Solutions to Violent Conflict

Archive for the ‘Somalia’ Category

Al-Shabaab: Part of the Problem or Part of the Solution?

In Counterterrorism, Somalia on January 25, 2012 at 1:10 pm

Ryne Clos

The United States has adopted a static and stark picture of al-Shabaab that has magnified the truly dangerous aspects of the organization and alienated dimensions of the movement that could contribute to a solution to Somalia’s problems.

Al-Shabaab is an armed social organization and movement that has expertly framed the Somali conflagration in such a way as to maximize its mobilization efforts. It depicts itself as primarily a youth movement, having started its recruitment as a nascent court militia in 2004 among Mogadishu’s orphans and abandoned children. In fact, the name al-Shabaab means “youth.” The youth are a new voice, with a different message and set of experiences than the traditional government elites, and they are more willing to accept al-Shabaab’s anti-clan ideology. Read the rest of this entry »

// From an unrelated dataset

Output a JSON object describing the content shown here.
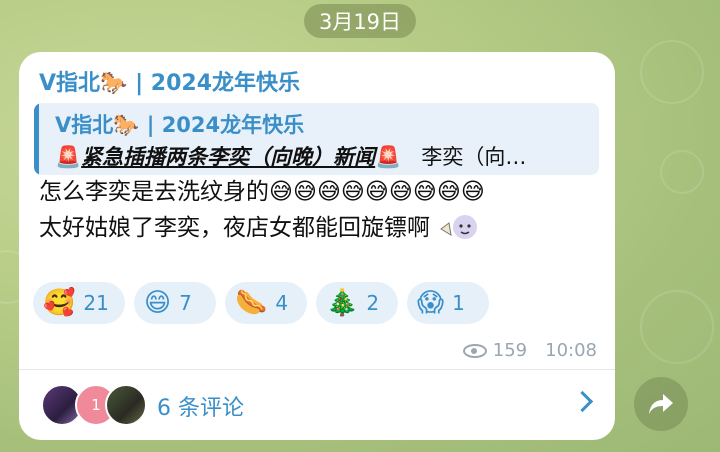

From Isolation to Engagement: Strategies for Countering Violent Extremism

In Counterterrorism, Somalia on January 25, 2012 at 1:10 pm

Hundreds of people fleeing drought, famine and civil war in Somalia wait in line to register at Ifo refugee camp in Dadaab, Kenya. According to the U.N., 3.7 million Somalis are in crisis. (Photo: Internews Network/Flickr)

John Paul Lederach

The U.S. government’s list of “Foreign Terrorist Organizations” is a central part of a counter-terrorism strategy based on the isolation of individuals and groups who espouse violence defined as terrorism. This strategy makes it illegal to provide material support to those individuals and groups, which increasingly is interpreted to prohibit any contact or consultation with groups on the list. Read the rest of this entry »

Removing the Barriers to Engagement

In Counterterrorism, Somalia on January 25, 2012 at 1:09 pm

Laura Weis

In July 2010, in Holder v. Humanitarian Law Project, the U.S. Supreme Court ruled that the First Amendment does not protect groups or individuals who provide “expert advice or assistance” or “training” to proscribed terrorist groups, even when they do so to further peacebuilding efforts.

This means that “any service that can be construed as having tangible or intangible monetary value—such as providing advice, reviewing a contract, covering transportation costs—can be considered a violation of U.S. material support statutes.”[1] The ruling makes it illegal to convene meetings or conferences for a proscribed group or to act as a negotiator on its behalf. Read the rest of this entry »